During this Year of the Eucharist, Father Filas provides a beautiful reflection on the events of Bethlehem relating to the Sacrament of the Eucharist.
Christ's body on earth at Bethlehem was the same body which is now on earth in our tabernacles all over the world. The only difference is that now He is veiled beneath the species of bread and wine. The Blessed Sacrament is the continuation of Christmas; we cannot think of Christ's first personal visit two thousand years ago without instinctively thinking of His constant visit at every present moment. We owe the Blessed Sacrament to Bethlehem.
Each recurring Christmas Day should refresh in your mind the magnificent import of the bodily presence of God among us. As you receive Holy Communion on each occasion, the story of Bethlehem is being renewed and continued in your heart, for the cave was the first tabernacle and the manger was the first ciborium. You have the opportunity of "wrapping the Child in swaddling clothes and laying Him in the manger" of your own heart every day if you wish.
In the Blessed Sacrament you will find the greatest, the most tangible help and inspiration for your family life. If you and your husband or wife can make it a practice to receive Holy Communion together, your union will be all the deeper because it is rooted all the more deeply in the love of Christ. There can be no doubt that the frequent reception of Holy Communion by husband and wife does infallibly make their marriage holier and happier.
It is hardly possible to speak satisfactorily of the Blessed Sacrament. The subject is too tremendous to do it justice. Just as the moment of the Incarnation could not hold its awesome reality for itself as the one moment when the Infinite took on the limits of time, so, too, the words that try to portray the quiet majesty of Christ's reign among us in the Tabernacle cannot convey their full message of truth. Jesus Christ, God and man, is present with His glorified living body under the appearance of bread and wine in the Blessed Sacrament. What then? The action of the frequent communicant is the only reasonable action, and the answer of the father of the possessed boy is the only reasonable answer: "Lord, I believe, help thou my unbelief!" (Mark 9:23.)
Every time we look on the mystery of the Nativity at Bethlehem, a little deeper sense of its meaning penetrates our souls. Sometimes for a few fleeting moments we feel that we can almost grasp the full realization of what it means to have God as man on this earth.
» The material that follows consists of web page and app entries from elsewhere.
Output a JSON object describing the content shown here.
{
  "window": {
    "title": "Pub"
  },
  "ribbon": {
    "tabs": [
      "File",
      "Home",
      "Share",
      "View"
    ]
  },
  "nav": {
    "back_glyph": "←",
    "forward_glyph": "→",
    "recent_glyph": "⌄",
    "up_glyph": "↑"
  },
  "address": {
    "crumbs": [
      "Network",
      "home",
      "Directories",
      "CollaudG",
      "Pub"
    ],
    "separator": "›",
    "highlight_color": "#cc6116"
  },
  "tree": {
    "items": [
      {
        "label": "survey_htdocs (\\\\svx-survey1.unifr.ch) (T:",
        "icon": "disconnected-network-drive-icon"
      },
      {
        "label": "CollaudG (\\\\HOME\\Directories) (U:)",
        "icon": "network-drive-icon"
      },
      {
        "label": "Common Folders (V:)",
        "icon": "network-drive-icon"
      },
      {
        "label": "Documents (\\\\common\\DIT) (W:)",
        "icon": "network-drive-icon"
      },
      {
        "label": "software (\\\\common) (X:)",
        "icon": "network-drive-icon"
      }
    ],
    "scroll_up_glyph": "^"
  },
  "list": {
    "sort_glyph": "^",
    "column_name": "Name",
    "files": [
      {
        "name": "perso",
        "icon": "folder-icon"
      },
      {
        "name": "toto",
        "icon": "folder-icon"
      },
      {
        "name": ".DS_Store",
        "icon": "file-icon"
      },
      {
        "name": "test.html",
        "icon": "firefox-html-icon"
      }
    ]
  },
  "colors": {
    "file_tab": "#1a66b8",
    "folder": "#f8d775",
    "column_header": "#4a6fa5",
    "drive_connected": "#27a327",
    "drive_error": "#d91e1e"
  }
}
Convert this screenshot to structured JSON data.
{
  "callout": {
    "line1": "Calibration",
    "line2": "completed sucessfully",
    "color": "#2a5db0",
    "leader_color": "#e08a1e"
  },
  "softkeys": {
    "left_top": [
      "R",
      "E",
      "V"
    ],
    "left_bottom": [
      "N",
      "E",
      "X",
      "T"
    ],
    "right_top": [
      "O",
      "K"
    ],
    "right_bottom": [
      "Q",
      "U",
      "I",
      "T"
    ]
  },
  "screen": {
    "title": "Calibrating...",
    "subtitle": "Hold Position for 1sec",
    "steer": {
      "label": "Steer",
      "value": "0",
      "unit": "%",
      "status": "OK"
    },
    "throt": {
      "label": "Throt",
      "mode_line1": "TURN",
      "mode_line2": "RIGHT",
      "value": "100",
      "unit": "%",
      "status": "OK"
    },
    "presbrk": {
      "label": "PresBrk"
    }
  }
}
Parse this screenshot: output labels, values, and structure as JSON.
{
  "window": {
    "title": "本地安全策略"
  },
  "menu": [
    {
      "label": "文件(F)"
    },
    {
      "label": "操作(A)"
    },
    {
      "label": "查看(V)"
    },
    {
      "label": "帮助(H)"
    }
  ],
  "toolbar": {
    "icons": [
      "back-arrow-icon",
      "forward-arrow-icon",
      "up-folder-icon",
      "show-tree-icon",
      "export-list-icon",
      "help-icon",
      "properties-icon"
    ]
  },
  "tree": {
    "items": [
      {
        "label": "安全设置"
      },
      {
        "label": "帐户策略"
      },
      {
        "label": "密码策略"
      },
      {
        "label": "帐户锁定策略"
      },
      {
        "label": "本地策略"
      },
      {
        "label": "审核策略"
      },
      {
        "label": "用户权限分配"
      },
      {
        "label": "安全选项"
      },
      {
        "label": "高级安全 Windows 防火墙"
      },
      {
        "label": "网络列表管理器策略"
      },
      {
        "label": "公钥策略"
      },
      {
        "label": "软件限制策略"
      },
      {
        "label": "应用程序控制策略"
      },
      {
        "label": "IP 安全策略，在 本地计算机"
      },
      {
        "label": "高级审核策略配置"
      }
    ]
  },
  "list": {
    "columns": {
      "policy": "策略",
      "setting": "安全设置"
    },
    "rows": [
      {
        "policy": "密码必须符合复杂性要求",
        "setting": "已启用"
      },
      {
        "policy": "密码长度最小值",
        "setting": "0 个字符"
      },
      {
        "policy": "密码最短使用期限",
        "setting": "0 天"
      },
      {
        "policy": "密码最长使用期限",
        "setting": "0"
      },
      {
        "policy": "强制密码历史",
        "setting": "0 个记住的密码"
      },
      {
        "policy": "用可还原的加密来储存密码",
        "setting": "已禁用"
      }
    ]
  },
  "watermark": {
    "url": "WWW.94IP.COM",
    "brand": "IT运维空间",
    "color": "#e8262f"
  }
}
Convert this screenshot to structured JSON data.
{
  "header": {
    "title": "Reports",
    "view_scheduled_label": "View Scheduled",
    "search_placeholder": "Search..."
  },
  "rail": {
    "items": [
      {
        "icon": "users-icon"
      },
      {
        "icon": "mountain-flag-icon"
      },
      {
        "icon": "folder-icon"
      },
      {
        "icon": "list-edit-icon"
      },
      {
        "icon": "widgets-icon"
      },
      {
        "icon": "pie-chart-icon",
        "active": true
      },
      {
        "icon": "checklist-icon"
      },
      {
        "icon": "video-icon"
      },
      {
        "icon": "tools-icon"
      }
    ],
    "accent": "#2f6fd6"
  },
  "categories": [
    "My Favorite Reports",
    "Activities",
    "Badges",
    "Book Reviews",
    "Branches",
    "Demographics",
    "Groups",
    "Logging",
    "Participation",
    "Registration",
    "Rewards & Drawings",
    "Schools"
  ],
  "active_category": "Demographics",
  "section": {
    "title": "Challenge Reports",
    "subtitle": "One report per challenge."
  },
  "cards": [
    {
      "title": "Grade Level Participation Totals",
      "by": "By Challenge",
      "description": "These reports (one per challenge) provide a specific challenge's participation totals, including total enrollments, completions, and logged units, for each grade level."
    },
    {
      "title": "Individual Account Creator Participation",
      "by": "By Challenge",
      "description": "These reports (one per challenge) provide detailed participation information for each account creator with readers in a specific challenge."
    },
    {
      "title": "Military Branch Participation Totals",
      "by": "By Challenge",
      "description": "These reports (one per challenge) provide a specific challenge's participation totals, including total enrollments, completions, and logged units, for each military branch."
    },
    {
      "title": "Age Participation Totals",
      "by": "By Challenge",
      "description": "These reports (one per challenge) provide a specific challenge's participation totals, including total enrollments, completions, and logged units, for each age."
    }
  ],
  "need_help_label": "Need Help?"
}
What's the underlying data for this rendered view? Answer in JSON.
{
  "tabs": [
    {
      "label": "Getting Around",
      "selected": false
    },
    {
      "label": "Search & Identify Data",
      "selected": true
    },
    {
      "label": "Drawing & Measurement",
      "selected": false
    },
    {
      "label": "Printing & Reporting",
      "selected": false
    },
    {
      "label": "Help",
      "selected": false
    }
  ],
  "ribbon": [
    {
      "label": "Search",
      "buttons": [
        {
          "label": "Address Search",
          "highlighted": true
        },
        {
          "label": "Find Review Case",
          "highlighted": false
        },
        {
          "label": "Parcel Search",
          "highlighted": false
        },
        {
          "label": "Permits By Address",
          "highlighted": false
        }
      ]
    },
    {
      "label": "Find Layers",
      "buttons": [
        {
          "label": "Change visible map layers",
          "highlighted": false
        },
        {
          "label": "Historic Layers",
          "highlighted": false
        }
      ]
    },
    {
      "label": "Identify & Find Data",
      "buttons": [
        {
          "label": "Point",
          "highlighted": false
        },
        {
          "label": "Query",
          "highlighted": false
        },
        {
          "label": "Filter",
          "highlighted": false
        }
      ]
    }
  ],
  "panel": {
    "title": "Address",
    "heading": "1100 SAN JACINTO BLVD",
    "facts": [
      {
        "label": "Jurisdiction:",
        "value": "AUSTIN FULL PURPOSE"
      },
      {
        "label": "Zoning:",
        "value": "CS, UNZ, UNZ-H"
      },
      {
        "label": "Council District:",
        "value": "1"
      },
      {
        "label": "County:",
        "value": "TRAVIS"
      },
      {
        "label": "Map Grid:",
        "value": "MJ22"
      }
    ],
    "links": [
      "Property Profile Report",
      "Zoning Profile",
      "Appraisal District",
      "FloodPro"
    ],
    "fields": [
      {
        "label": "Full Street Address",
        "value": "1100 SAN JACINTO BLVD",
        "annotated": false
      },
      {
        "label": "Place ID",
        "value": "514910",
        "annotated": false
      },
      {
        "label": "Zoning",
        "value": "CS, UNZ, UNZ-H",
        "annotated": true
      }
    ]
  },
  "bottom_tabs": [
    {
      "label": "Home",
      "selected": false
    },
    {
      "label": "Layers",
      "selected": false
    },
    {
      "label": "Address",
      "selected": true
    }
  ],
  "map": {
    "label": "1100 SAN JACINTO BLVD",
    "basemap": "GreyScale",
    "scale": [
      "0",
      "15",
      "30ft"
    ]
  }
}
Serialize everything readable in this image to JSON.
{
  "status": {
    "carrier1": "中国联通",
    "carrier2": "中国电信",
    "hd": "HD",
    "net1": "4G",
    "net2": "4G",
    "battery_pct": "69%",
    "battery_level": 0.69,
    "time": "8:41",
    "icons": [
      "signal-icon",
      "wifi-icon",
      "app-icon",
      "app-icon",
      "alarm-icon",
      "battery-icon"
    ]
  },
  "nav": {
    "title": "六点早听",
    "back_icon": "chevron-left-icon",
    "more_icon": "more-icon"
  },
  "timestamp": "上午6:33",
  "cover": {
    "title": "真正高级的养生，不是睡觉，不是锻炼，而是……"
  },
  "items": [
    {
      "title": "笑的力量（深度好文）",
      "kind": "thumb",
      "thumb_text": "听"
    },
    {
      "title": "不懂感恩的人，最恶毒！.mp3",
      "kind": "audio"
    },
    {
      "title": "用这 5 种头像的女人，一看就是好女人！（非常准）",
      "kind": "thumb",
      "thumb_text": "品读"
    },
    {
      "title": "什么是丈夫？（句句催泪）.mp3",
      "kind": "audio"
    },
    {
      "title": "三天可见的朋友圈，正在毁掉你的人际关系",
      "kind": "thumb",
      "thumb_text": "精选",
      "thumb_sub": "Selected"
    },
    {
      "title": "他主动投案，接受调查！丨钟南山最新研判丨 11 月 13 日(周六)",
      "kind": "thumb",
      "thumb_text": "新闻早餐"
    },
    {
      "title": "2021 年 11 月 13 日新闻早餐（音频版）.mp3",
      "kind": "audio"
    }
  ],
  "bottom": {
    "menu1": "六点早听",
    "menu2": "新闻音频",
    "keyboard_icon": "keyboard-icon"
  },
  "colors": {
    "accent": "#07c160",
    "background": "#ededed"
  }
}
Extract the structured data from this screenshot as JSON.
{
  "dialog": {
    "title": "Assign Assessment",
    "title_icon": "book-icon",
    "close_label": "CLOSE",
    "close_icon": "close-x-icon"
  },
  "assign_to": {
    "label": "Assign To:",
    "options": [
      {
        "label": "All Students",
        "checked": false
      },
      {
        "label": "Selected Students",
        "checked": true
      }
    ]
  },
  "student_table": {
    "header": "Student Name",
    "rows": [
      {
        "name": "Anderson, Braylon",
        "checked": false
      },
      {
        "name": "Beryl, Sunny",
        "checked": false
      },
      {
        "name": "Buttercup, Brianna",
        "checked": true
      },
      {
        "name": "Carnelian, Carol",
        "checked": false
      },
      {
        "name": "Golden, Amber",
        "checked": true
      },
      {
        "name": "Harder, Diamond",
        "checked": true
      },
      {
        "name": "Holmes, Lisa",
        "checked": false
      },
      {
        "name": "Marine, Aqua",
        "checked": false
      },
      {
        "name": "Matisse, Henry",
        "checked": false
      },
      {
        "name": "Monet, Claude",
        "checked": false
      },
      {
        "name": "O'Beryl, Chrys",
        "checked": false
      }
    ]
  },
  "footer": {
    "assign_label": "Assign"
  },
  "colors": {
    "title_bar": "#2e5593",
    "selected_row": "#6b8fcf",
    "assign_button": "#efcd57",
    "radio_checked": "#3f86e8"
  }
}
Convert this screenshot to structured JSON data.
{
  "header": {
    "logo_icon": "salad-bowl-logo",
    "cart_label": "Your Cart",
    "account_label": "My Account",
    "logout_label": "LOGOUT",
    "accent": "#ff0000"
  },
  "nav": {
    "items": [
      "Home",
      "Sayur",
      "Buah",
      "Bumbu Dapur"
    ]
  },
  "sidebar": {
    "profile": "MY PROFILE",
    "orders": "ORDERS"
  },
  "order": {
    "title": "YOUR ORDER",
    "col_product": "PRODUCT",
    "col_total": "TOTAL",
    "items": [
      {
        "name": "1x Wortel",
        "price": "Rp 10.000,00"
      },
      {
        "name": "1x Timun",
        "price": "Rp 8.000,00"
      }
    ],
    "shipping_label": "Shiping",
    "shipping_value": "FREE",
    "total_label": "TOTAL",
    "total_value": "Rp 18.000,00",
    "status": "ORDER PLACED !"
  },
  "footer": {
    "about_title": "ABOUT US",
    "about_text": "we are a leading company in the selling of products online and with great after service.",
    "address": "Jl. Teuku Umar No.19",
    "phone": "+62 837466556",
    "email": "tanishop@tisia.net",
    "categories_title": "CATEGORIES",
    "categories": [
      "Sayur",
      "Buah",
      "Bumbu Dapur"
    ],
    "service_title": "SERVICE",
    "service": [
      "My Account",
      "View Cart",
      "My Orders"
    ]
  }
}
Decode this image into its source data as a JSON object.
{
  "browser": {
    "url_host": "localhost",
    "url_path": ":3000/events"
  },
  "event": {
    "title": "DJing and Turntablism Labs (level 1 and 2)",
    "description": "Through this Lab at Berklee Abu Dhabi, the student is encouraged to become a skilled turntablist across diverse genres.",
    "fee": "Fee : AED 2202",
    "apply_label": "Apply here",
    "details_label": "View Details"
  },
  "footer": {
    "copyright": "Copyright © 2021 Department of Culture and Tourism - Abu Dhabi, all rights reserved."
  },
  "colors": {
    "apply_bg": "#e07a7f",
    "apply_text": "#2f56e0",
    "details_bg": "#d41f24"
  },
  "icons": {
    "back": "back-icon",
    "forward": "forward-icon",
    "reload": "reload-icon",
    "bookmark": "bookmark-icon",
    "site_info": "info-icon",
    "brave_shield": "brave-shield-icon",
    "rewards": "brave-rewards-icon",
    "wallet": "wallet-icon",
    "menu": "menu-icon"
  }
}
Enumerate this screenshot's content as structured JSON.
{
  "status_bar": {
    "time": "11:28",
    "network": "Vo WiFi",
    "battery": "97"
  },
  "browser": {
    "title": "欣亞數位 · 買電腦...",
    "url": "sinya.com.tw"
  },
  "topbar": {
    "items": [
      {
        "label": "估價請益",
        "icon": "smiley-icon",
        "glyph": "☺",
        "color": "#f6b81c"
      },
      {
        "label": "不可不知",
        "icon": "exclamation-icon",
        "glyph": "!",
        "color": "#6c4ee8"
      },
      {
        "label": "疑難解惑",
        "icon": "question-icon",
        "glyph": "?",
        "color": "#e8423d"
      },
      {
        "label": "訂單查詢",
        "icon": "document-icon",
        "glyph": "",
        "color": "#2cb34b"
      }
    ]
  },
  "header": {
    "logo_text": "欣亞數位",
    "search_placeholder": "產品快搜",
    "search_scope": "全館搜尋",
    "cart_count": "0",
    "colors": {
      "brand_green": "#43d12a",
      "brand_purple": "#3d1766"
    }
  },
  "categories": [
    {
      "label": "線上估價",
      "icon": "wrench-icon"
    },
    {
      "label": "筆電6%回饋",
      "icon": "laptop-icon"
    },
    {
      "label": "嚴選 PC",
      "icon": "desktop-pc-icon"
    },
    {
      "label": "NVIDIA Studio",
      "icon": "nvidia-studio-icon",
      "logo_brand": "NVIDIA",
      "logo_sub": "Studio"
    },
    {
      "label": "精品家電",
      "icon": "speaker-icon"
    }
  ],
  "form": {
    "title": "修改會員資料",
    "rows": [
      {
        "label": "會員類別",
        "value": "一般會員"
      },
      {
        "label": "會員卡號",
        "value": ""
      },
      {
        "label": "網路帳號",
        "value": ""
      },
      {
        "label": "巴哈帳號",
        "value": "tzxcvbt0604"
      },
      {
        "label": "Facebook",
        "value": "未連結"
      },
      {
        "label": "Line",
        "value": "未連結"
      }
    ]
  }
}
The extension of Christ's life in the Blessed Sacrament adds to this realization still another note: "God as man is on this earth now, as my closest, dearest Friend, in whose love I can rest my love of my husband or wife, and in whom we two are united in the ideal of the selfless love toward which we are striving."
Activity Source: Family for Families, The by Francis L. Filas, S.J., The Bruce Publishing Company, Milwaukee, Wisconsin, 1947